[EM] Fla. Rids Itself of Punch-Card Ballots
DEMOREP1 at aol.com
DEMOREP1 at aol.com
Wed Sep 5 18:25:07 PDT 2001
I presume that it will be possible to have some advanced voting choices (1,
2, etc.-- ratings) with the higher tech touchscreens.
Fla. Rids Itself of Punch-Card Ballots
CALLAHAN, Fla. (AP) - With punch card ballots banned in Florida after last
fall's election fiasco, communities across the state are looking into new
On Tuesday, 150 voters in this tiny north Florida community became the first
to put to the test one of the two state-approved options - touchscreen voting
``No more hanging, dimpled or pregnant chads,'' Lt. Gov. Frank Brogan said
after getting a demonstration of the machines, which work like automated
Tuesday's election in Callahan, a town of 527 registered voters, was for
three of its four town council members.
In the last presidential election, the two Callahan precincts had 133
overvotes and 12 undervotes, or blank votes. There were no blanks Tuesday,
though one person walked out without voting.
``We had absolutely no problems,'' said Vicki Peterson Cannon, Nassau County
supervisor of elections. ``The citizens, regardless of their race or age or
anything, they were just extremely pleased and we're pleased as well.''
In future elections statewide, Florida voters will have to use either
touchscreen or optical scanning machines, similar to the scanners used to
score standardized school tests.
Punch cards were banned because of their role in the recounts and court
fights that delayed the results of the 2000 presidential election by more
than a month.

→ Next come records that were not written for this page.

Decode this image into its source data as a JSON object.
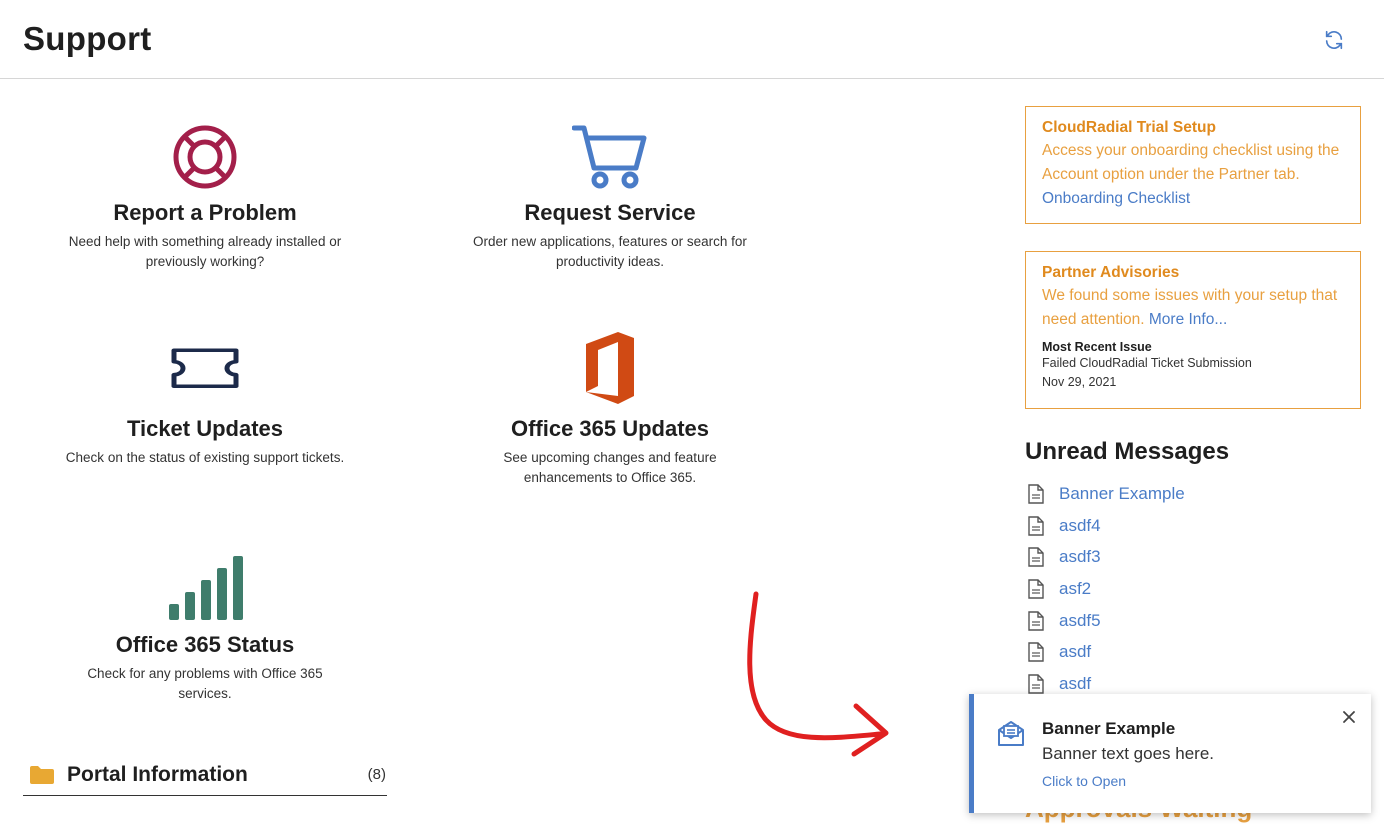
{
  "header": {
    "title": "Support",
    "refresh_icon": "refresh-icon"
  },
  "tiles": [
    {
      "title": "Report a Problem",
      "desc": "Need help with something already installed or previously working?",
      "icon": "lifebuoy-icon",
      "color": "#a31f4a"
    },
    {
      "title": "Request Service",
      "desc": "Order new applications, features or search for productivity ideas.",
      "icon": "shopping-cart-icon",
      "color": "#4a7cc7"
    },
    {
      "title": "Ticket Updates",
      "desc": "Check on the status of existing support tickets.",
      "icon": "ticket-icon",
      "color": "#1c2a4a"
    },
    {
      "title": "Office 365 Updates",
      "desc": "See upcoming changes and feature enhancements to Office 365.",
      "icon": "office-logo-icon",
      "color": "#d04a14"
    },
    {
      "title": "Office 365 Status",
      "desc": "Check for any problems with Office 365 services.",
      "icon": "signal-bars-icon",
      "color": "#3f7d6c"
    }
  ],
  "cards": {
    "trial": {
      "title": "CloudRadial Trial Setup",
      "text": "Access your onboarding checklist using the Account option under the Partner tab.",
      "link": "Onboarding Checklist"
    },
    "advisories": {
      "title": "Partner Advisories",
      "text": "We found some issues with your setup that need attention.",
      "link": "More Info...",
      "recent_label": "Most Recent Issue",
      "recent_issue": "Failed CloudRadial Ticket Submission",
      "recent_date": "Nov 29, 2021"
    },
    "accent_color": "#e8a040"
  },
  "unread_messages": {
    "heading": "Unread Messages",
    "items": [
      "Banner Example",
      "asdf4",
      "asdf3",
      "asf2",
      "asdf5",
      "asdf",
      "asdf"
    ]
  },
  "approvals": {
    "heading": "Approvals Waiting"
  },
  "toast": {
    "title": "Banner Example",
    "text": "Banner text goes here.",
    "link": "Click to Open",
    "icon": "mail-open-icon",
    "close_icon": "close-icon"
  },
  "folders": [
    {
      "label": "Portal Information",
      "count": "(8)",
      "icon": "folder-icon"
    }
  ],
  "annotation": {
    "arrow": "red-arrow-annotation",
    "color": "#e02020"
  },
  "link_color": "#4a7cc7"
}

The touchscreens will not let voters cast more than one vote in each race.
They will allow voters to skip a race, but will ask them if they are doing so
``It was very, very easy, and I liked the fact that you could review your

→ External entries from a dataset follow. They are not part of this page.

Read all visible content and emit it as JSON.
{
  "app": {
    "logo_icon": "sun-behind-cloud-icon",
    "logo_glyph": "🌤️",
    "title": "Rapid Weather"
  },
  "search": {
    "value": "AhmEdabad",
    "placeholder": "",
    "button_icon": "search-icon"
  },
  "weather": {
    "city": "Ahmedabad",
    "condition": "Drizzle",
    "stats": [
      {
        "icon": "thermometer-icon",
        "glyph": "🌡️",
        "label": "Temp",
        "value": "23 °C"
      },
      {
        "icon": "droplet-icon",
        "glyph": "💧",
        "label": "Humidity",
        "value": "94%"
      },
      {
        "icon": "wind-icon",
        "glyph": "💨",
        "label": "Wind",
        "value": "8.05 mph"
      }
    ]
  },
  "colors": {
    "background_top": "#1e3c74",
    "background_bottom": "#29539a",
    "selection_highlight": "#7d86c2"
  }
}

ballot,'' said Callahan voter JoAnn Swafford, 56.
Election Systems and Software of Omaha, Neb., is the only company now
certified by the state to sell touchscreen machines. The company offered
Callahan free use of the technology for Tuesday's election, Cannon said.
Buying enough of the machines for Nassau County's 38,000 registered voters
would cost about $700,000.
Touchscreens have been in use for several years in Greensboro, N.C., and have
seen some use in Dallas, said Dan McGinnis, vice president sales for ES&S.
The touchscreens are more expensive than optical scanning systems but they
could save money in big counties by eliminating the cost of printing and
storing paper ballots. Florida's Pasco County, north of Tampa, has already
contracted with ES&S to begin a move to touchscreens.
More information about the Election-Methods